▸ **TRY IT**
Without pictures, retype the following entries exactly.

▸ **RECORDS PROVIDED**
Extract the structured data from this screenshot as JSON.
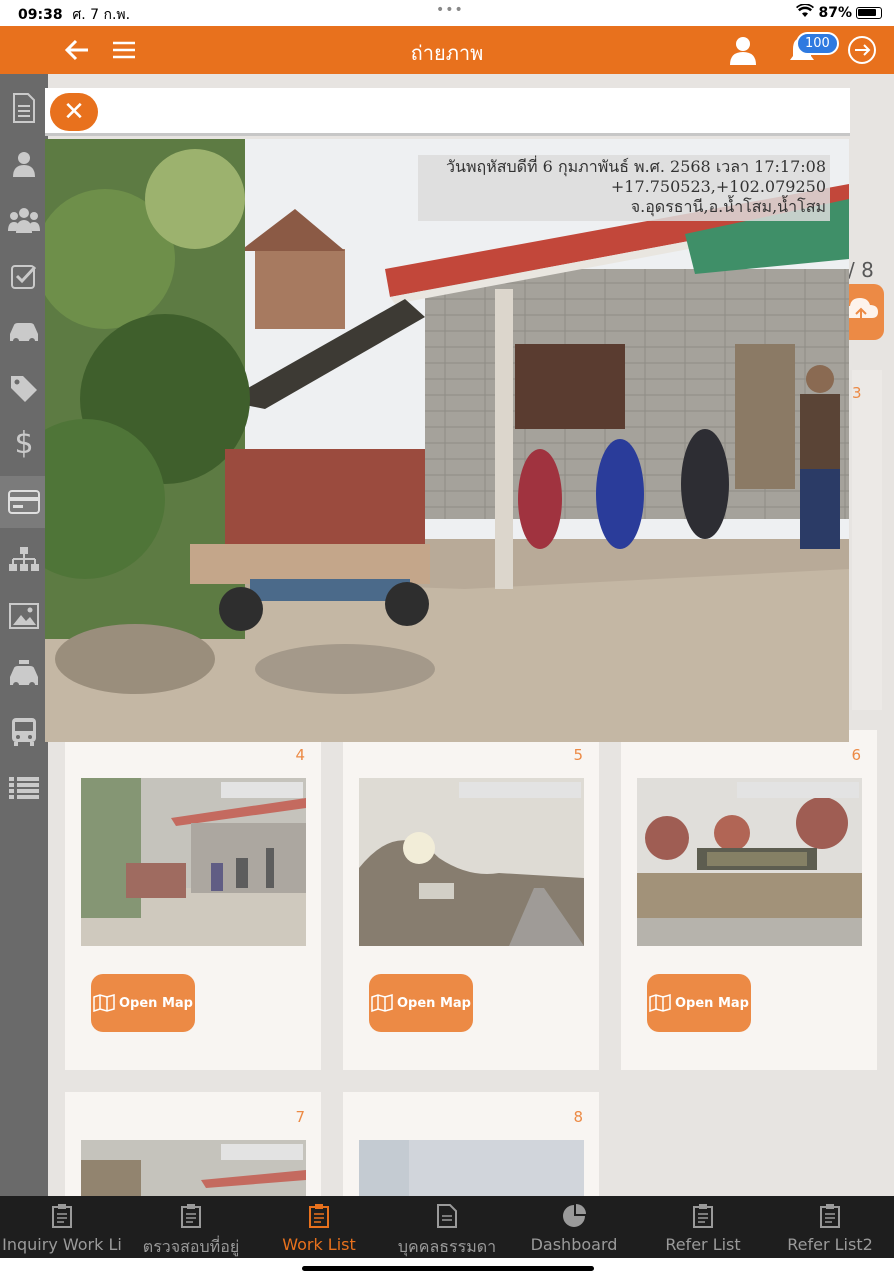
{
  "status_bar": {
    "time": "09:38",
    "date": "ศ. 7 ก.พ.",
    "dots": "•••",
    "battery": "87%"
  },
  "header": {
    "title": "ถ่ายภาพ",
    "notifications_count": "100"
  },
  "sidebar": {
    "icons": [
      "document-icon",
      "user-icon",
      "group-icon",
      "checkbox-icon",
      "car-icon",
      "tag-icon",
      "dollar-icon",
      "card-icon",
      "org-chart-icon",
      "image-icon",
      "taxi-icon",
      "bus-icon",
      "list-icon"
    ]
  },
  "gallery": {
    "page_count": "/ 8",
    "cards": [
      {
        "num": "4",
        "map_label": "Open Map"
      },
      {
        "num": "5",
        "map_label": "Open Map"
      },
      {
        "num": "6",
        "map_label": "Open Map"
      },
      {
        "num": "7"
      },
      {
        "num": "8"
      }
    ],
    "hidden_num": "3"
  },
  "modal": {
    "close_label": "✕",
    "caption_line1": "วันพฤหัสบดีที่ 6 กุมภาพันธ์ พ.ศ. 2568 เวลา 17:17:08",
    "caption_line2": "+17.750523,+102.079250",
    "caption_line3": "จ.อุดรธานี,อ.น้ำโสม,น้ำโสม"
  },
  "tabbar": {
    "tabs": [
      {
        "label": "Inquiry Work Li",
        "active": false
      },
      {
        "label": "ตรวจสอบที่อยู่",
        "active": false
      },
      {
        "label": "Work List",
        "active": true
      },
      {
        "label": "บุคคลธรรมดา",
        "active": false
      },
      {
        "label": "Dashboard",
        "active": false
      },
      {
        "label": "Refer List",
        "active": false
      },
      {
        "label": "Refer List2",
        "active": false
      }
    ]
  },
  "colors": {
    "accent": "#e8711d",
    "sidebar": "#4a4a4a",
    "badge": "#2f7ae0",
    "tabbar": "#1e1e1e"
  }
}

▸ **WRITTEN SOLUTION**
Extract the structured data from this screenshot as JSON.
{
  "status_bar": {
    "time": "09:38",
    "date": "ศ. 7 ก.พ.",
    "dots": "•••",
    "battery": "87%"
  },
  "header": {
    "title": "ถ่ายภาพ",
    "notifications_count": "100"
  },
  "sidebar": {
    "icons": [
      "document-icon",
      "user-icon",
      "group-icon",
      "checkbox-icon",
      "car-icon",
      "tag-icon",
      "dollar-icon",
      "card-icon",
      "org-chart-icon",
      "image-icon",
      "taxi-icon",
      "bus-icon",
      "list-icon"
    ]
  },
  "gallery": {
    "page_count": "/ 8",
    "cards": [
      {
        "num": "4",
        "map_label": "Open Map"
      },
      {
        "num": "5",
        "map_label": "Open Map"
      },
      {
        "num": "6",
        "map_label": "Open Map"
      },
      {
        "num": "7"
      },
      {
        "num": "8"
      }
    ],
    "hidden_num": "3"
  },
  "modal": {
    "close_label": "✕",
    "caption_line1": "วันพฤหัสบดีที่ 6 กุมภาพันธ์ พ.ศ. 2568 เวลา 17:17:08",
    "caption_line2": "+17.750523,+102.079250",
    "caption_line3": "จ.อุดรธานี,อ.น้ำโสม,น้ำโสม"
  },
  "tabbar": {
    "tabs": [
      {
        "label": "Inquiry Work Li",
        "active": false
      },
      {
        "label": "ตรวจสอบที่อยู่",
        "active": false
      },
      {
        "label": "Work List",
        "active": true
      },
      {
        "label": "บุคคลธรรมดา",
        "active": false
      },
      {
        "label": "Dashboard",
        "active": false
      },
      {
        "label": "Refer List",
        "active": false
      },
      {
        "label": "Refer List2",
        "active": false
      }
    ]
  },
  "colors": {
    "accent": "#e8711d",
    "sidebar": "#4a4a4a",
    "badge": "#2f7ae0",
    "tabbar": "#1e1e1e"
  }
}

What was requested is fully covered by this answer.